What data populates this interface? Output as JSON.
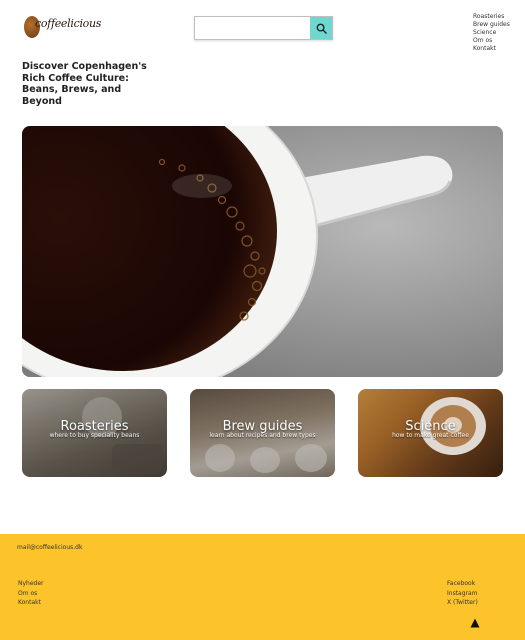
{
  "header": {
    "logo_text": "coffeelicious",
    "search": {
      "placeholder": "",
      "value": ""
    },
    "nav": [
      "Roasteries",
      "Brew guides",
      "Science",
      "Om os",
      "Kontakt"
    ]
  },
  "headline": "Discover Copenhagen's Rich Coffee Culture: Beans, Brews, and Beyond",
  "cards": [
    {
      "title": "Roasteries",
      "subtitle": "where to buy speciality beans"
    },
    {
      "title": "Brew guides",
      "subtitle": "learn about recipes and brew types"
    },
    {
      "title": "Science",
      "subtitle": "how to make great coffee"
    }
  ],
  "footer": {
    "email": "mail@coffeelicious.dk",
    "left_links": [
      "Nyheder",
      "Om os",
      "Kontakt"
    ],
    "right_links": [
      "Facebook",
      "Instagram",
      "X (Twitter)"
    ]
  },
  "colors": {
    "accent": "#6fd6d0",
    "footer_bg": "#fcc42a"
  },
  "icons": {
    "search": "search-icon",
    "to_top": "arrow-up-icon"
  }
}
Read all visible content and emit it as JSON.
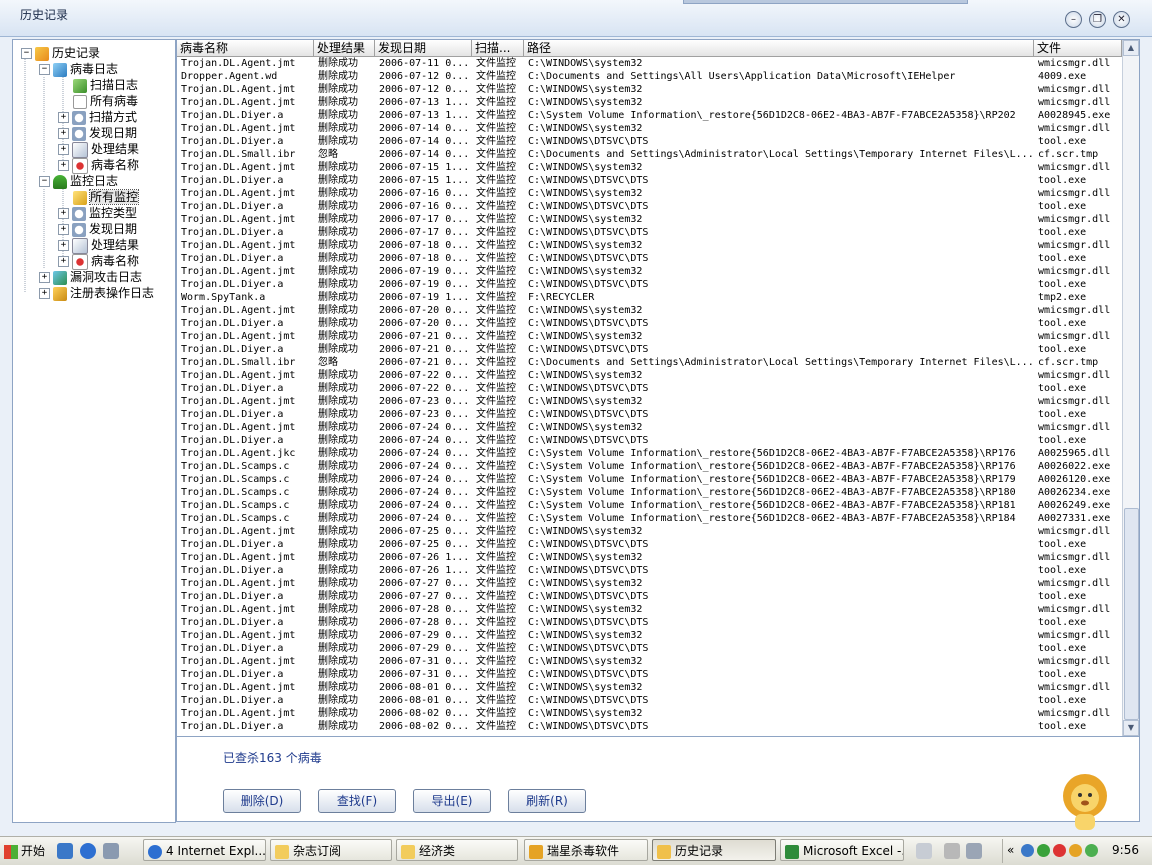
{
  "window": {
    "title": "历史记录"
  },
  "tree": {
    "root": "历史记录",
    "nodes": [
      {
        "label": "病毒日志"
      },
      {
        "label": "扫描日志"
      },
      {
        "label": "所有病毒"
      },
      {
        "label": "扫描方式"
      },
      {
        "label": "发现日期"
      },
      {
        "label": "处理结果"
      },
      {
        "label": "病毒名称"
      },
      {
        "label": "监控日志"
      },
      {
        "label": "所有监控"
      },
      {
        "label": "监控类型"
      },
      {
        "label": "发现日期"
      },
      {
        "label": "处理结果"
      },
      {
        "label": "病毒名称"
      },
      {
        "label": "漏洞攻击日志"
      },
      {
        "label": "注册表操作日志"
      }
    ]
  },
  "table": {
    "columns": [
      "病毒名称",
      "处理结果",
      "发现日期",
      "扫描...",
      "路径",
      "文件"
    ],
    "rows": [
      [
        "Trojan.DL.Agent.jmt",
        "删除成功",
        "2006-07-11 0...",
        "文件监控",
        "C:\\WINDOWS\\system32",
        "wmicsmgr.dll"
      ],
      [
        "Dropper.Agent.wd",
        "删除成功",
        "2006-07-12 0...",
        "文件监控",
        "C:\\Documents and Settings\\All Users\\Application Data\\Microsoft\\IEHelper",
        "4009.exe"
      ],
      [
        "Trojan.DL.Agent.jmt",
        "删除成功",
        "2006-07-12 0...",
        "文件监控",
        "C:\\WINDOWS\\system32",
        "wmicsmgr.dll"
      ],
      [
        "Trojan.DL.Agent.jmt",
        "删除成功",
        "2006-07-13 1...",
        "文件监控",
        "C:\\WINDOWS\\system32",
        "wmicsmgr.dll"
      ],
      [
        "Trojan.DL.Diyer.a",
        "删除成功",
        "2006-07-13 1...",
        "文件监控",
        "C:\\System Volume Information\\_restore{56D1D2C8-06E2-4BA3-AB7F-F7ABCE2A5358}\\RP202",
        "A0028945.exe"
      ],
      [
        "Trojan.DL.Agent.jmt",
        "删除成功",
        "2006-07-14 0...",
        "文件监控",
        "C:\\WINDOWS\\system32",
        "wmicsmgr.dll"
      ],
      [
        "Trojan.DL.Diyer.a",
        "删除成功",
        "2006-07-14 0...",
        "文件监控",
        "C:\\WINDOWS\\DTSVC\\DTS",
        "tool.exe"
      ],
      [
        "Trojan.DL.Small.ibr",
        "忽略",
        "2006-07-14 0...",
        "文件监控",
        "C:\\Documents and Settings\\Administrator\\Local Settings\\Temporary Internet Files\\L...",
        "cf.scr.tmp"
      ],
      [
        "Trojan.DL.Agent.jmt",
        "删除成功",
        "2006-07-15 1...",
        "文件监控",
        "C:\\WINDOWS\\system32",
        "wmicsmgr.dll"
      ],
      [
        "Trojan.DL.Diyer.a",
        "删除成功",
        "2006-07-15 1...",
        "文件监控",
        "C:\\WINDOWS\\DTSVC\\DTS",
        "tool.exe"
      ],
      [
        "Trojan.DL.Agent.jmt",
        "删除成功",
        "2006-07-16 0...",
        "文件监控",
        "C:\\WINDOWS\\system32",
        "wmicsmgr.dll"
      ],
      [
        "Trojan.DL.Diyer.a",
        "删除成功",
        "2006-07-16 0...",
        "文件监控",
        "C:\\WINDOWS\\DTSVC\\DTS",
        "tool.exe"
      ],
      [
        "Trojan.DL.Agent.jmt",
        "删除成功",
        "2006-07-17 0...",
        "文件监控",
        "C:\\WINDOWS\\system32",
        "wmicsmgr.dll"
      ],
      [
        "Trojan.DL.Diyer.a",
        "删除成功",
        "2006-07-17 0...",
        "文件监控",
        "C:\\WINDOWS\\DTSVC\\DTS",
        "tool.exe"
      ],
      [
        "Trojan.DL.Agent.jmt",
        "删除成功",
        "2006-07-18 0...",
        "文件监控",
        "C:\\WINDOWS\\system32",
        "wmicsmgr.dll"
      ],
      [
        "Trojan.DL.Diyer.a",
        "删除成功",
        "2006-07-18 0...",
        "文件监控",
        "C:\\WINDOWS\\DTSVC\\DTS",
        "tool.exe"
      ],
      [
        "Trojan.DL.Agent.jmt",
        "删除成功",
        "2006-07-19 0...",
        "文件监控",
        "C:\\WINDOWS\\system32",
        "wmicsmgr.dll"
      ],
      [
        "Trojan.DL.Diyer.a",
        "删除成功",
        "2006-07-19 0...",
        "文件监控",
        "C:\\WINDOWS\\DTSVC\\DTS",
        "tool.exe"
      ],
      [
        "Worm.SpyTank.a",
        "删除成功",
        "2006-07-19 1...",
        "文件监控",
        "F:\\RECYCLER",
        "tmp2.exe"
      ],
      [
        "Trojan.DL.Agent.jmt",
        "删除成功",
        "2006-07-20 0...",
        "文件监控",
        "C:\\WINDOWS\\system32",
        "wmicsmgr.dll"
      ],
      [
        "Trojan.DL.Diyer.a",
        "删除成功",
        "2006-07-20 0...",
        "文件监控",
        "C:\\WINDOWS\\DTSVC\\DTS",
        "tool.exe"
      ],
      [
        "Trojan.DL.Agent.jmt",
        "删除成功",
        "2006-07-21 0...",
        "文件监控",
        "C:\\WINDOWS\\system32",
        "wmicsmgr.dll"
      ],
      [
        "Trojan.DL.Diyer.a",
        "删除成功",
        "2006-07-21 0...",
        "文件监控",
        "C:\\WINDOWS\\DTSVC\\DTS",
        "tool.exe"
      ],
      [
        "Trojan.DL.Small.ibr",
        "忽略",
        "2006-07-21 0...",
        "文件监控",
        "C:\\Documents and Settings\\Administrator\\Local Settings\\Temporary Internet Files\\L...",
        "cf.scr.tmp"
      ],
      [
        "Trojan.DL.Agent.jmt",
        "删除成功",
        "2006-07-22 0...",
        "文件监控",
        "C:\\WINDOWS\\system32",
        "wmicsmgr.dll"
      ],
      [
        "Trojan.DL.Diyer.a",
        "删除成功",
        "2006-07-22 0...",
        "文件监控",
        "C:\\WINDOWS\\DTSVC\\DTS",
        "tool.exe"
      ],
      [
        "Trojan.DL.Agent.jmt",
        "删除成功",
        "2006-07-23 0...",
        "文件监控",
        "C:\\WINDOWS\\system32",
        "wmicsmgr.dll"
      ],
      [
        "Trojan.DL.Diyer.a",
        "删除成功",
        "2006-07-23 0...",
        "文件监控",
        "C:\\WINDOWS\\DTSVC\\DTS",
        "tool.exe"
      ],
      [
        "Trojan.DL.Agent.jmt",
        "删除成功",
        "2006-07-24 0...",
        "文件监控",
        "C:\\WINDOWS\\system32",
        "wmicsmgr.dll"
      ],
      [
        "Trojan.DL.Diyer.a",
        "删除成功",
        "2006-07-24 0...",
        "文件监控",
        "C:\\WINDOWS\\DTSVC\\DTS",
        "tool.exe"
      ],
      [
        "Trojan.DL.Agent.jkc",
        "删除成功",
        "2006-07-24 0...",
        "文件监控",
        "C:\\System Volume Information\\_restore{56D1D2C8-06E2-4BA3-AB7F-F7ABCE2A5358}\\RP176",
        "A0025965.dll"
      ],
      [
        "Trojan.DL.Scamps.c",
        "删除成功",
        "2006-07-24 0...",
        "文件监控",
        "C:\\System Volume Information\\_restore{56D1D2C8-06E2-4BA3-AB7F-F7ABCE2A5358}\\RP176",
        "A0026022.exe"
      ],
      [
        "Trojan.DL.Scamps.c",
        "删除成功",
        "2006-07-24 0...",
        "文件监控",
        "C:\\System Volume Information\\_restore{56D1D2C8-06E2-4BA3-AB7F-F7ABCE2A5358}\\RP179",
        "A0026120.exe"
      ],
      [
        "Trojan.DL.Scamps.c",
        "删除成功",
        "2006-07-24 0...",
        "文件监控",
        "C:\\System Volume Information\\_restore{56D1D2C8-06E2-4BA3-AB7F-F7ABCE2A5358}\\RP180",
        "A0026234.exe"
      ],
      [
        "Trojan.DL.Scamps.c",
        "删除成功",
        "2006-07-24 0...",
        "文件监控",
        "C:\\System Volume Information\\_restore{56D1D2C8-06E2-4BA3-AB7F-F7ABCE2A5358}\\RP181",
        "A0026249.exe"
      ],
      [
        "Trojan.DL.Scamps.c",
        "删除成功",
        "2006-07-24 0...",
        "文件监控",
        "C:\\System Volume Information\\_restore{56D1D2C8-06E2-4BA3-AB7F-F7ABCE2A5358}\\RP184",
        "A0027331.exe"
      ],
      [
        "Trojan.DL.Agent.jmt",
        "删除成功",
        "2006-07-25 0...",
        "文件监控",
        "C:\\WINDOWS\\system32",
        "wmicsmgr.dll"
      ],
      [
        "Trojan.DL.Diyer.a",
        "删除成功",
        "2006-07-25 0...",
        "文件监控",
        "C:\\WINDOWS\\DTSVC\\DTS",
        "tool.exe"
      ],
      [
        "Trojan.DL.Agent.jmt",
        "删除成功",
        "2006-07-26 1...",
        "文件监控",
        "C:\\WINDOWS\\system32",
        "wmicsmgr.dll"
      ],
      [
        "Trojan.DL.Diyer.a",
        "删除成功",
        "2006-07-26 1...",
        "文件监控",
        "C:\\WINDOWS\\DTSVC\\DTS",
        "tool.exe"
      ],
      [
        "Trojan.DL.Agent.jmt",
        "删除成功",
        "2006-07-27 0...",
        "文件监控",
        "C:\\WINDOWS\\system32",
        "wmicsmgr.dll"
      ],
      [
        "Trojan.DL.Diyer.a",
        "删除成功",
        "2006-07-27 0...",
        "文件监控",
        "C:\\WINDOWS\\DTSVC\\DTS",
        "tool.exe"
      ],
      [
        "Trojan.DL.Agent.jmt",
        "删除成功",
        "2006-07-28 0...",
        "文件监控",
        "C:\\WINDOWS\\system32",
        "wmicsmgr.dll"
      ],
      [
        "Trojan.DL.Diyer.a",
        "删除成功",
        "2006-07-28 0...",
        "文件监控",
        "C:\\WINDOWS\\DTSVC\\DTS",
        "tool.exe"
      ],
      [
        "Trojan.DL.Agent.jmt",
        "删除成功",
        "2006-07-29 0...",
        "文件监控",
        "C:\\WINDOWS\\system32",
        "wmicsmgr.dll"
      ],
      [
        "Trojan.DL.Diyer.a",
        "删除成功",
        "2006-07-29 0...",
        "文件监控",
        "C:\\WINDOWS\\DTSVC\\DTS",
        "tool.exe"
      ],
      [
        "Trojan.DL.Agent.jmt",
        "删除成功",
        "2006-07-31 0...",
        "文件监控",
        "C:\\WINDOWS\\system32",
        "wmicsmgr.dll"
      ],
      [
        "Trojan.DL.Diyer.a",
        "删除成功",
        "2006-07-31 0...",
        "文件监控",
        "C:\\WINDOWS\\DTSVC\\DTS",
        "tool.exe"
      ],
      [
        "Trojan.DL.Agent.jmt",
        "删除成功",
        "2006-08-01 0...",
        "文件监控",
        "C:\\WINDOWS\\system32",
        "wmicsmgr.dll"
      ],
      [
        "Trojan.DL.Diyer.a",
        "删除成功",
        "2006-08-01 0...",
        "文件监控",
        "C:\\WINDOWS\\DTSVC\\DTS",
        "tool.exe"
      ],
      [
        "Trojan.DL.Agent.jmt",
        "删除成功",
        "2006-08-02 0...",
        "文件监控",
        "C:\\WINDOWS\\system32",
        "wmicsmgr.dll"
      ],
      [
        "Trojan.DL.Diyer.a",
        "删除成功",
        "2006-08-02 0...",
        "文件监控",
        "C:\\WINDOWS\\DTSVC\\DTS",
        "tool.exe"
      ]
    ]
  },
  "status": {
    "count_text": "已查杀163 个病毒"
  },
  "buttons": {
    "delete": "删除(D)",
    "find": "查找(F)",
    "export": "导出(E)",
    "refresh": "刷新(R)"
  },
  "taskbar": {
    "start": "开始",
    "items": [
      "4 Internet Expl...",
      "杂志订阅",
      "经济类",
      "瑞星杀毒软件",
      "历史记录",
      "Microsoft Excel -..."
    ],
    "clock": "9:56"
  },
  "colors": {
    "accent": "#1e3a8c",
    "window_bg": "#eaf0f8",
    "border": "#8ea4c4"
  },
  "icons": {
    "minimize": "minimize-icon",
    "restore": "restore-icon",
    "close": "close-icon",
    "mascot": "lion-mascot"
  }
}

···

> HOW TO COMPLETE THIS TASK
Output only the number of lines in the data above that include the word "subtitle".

> ANSWER FOR THE TASK
3